Unlike the United States whose soldiers are generally sent to serve in foreign military arenas, Israeli soldiers are serving on their own land and usually get leave to go home for Shabbat once every two or three weeks. In fact, the Israeli soldiers’ ability to periodically return home to family was recognized as a factor in the July 2010 article on Israel National News’ website regarding a military study comparing United States and Israeli troops: Study: Post-Traumatic Stress Lowest in IDF. So, the life of lone soldiers who have the weekend off can be particularly lonely as they come back to an empty apartment on a Friday afternoon with no one to welcome them, feed them, or do their laundry.  New-found friends who made aliyah from Toronto, Canada about a year ago have a son who was himself a lone soldier, having come to Israel to serve before his parents emigrated. Our friends told us that the hardest part for them was not that their son was in the military, but that they weren’t here for him, and related to us the kind of incident that tears at a parent’s heart strings. Their son had come back to his empty apartment on a weekend off and washed his only uniform. Not having a dryer he hung it outside to dry (quite common in Israel as most apartments have a line outside one of the windows). Unfortunately, however, it rained and the uniform was not dry when he had to return to his unit. “What did you do?” his mother asked him. “I put it on wet and went back,” was his reply.

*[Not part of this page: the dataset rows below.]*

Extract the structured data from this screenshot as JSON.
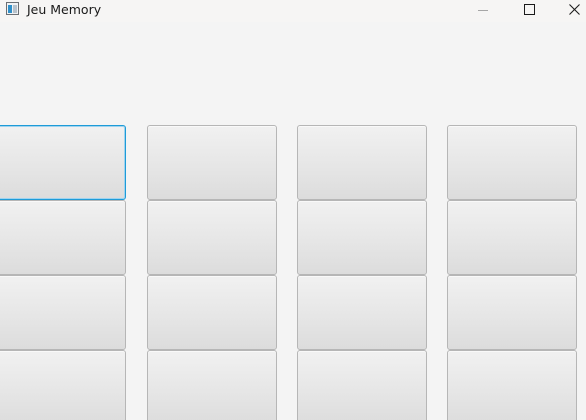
{
  "window": {
    "title": "Jeu Memory",
    "app_icon": "java-app-icon",
    "controls": {
      "minimize": "minimize-icon",
      "maximize": "maximize-icon",
      "close": "close-icon"
    },
    "colors": {
      "background": "#f4f4f4",
      "card_face_top": "#f1f1f1",
      "card_face_bottom": "#dcdcdc",
      "card_border": "#b6b6b6",
      "focus_border": "#1e9bd7"
    }
  },
  "board": {
    "columns": 4,
    "rows": 4,
    "cards": [
      {
        "row": 1,
        "col": 1,
        "face": "hidden",
        "focused": true
      },
      {
        "row": 1,
        "col": 2,
        "face": "hidden"
      },
      {
        "row": 1,
        "col": 3,
        "face": "hidden"
      },
      {
        "row": 1,
        "col": 4,
        "face": "hidden"
      },
      {
        "row": 2,
        "col": 1,
        "face": "hidden"
      },
      {
        "row": 2,
        "col": 2,
        "face": "hidden"
      },
      {
        "row": 2,
        "col": 3,
        "face": "hidden"
      },
      {
        "row": 2,
        "col": 4,
        "face": "hidden"
      },
      {
        "row": 3,
        "col": 1,
        "face": "hidden"
      },
      {
        "row": 3,
        "col": 2,
        "face": "hidden"
      },
      {
        "row": 3,
        "col": 3,
        "face": "hidden"
      },
      {
        "row": 3,
        "col": 4,
        "face": "hidden"
      },
      {
        "row": 4,
        "col": 1,
        "face": "hidden"
      },
      {
        "row": 4,
        "col": 2,
        "face": "hidden"
      },
      {
        "row": 4,
        "col": 3,
        "face": "hidden"
      },
      {
        "row": 4,
        "col": 4,
        "face": "hidden"
      }
    ]
  }
}
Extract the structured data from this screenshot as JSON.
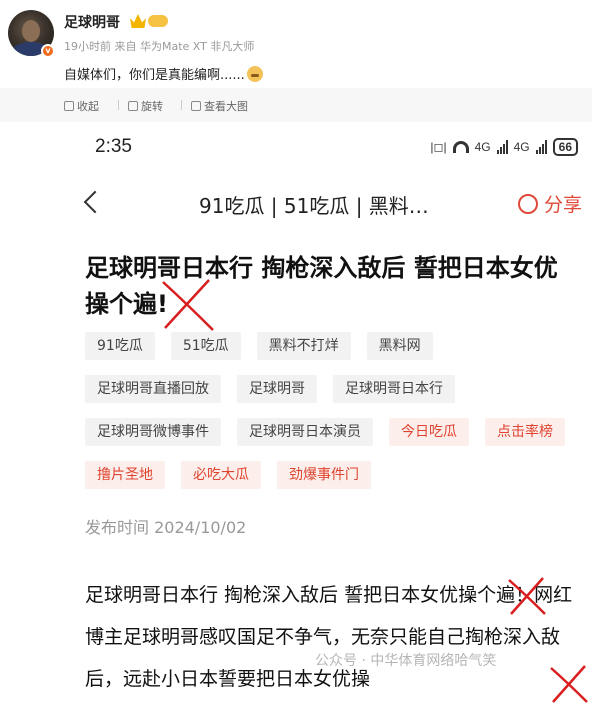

On the reception area coffee table of Nefesh B’Nefesh’s Yerushalayim offices, there is a pile of books. (Nefesh B’Nefesh offers much pre- and post-aliyah assistance to olim, both one-on-one and via seminars to facilitate absorption into Israeli society and culture.) Sitting there the other day, I picked up a book from the table: Lone Soldiers: Israel’s Defenders from Around the World by Herb Keinon. If there’s a book worth buying, I think it’s this one. I read about courageous men and women, sharpshooters and paratroopers, many who made it and some who fell, and about Tzvika Levy, a leutenent  colonel  and now reservist who oversees the army’s “lone soldier” program and became the “father” of the lone soldiers. At a time when no one noticed them, Tzvika did. He arranges housing for them, Shabbat and holiday hospitality, helps them with all sorts of problems large and small, continues to assist those who remain in Israel after their military service has ended, and says kaddish for those who have fallen. His kaddish list is not short.  I sat there with a tissue in hand, hoping nobody would notice my teary eyes.

Today’s  includes this article: Should IDF Service be Mandatory for All – or for None?

*Lone soldiers are also Israeli’s from dysfunctional families who have no place to call home.

To donate to the Lone Soldier center click here.
Another organization Friends of the Israel Defense Forces helps all soldiers including Lone Soldiers. I’m sure there are many others.

Individuals who are considering serving as volunteers in the IDF will find the Mahal very helpful. “ is the leading guide for all would-be overseas enlistees (non-Israelis and Israelis) prior to joining the IDF (Israel Defense Forces). It is not an official website of the State of Israel…” Also  read their article Lone Soldiers.